“Something happens that’s absolutely imperative for activism in real rooms where people feel things together,” she said, inviting the audience to let their thoughts wander during her lecture “Remembering AIDS Online: Networking, Viruses, Virality, and Arteries,” which analysed the advantages and the shortcomings of the web as a medium for AIDS documentaries and activism.
However, it was in the Q&A session that Juhasz expressed her real frustrations with using the Internet as a medium for activism, calling it “an unimaginably vast and incredibly powerful resource to bring things together â€” but not people.”
“Digital documentaries allow links and movement across boundaries of time and space and material,” said Juhasz.
Because HIV/AIDS documentaries often double as memorials for those featured in them who later die of the virus, uploading these videos to the Internet also serves to archive the memory of those who have been lost.
Lecture series coordinator Elvira Parent explained that the guest speakers take the topic of HIV/AIDS “out of the classroom.”
“It allows us to meet with people who are in the field every day, either living with HIV/AIDS or working with people who have it,” said Parent. “In our academic lives, that’s not something we get to do every day.”

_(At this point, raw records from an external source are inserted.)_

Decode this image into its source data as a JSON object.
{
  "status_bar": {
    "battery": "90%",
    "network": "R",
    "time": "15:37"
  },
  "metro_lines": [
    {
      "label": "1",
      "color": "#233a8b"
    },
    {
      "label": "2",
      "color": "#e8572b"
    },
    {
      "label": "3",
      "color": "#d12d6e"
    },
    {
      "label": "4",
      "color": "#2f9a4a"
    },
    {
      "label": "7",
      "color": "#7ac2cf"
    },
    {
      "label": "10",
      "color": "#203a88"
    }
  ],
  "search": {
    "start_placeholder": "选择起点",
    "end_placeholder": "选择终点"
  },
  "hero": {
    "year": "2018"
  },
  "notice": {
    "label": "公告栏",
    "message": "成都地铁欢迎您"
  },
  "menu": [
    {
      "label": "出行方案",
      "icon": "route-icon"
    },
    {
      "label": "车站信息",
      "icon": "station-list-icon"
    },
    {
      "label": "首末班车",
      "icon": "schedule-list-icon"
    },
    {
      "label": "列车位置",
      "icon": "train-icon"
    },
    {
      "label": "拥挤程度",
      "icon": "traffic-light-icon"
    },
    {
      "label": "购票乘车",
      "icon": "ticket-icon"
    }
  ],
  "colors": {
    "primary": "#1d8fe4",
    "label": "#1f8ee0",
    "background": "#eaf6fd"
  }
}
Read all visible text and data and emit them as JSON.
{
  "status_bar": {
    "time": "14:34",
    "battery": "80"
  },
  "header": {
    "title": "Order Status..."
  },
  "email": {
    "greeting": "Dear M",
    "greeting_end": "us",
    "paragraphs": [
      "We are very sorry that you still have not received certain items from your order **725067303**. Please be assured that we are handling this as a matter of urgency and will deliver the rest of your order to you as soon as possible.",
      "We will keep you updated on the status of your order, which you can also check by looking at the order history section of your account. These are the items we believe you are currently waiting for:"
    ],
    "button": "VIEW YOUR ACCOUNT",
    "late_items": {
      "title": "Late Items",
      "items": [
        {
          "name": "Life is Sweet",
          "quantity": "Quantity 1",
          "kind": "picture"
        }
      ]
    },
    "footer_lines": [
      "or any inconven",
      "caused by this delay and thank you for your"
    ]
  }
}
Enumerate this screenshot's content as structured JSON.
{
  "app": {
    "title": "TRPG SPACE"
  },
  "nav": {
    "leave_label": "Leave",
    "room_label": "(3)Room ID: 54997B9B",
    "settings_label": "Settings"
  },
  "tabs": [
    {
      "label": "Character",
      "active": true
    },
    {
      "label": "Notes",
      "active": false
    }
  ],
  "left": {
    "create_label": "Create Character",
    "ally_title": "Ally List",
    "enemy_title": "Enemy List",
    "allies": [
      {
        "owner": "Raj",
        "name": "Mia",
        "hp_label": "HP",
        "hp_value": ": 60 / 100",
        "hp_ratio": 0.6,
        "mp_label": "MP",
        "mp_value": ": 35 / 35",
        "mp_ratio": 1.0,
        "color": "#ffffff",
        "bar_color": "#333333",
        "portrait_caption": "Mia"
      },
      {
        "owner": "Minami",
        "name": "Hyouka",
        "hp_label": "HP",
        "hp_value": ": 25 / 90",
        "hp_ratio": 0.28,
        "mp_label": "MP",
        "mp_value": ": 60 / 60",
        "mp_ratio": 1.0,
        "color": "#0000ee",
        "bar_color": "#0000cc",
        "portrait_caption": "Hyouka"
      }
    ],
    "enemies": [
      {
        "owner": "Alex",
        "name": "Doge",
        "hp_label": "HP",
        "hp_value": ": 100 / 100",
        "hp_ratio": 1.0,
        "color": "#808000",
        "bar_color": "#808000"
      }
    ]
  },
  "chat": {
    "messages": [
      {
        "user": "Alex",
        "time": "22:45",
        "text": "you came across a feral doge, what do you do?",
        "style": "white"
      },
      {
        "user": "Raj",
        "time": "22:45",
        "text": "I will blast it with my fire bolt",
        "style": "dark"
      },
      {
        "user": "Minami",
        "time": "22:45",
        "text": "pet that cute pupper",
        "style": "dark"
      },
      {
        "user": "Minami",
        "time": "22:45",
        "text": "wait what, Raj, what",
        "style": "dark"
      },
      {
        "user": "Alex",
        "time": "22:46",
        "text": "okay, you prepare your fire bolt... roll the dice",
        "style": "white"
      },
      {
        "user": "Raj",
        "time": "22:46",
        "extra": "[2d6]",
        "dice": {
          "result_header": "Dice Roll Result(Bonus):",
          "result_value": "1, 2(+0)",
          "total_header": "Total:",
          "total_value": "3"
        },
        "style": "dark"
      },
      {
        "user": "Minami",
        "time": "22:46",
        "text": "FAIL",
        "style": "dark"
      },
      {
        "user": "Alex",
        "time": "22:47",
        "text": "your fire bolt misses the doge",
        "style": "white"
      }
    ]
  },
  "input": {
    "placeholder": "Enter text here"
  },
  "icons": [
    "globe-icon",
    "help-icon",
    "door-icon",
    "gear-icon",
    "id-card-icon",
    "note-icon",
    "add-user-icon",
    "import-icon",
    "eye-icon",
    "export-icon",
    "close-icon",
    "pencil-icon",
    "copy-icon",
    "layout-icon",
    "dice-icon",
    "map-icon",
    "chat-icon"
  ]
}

The next lecture, “La Republique du traitement: triage et souverainete au temps du sida en Afrique de l’Ouest,” will take place on Nov. 10 at 6 p.m. and will be given by Dr. Vinh Kim Nguyen.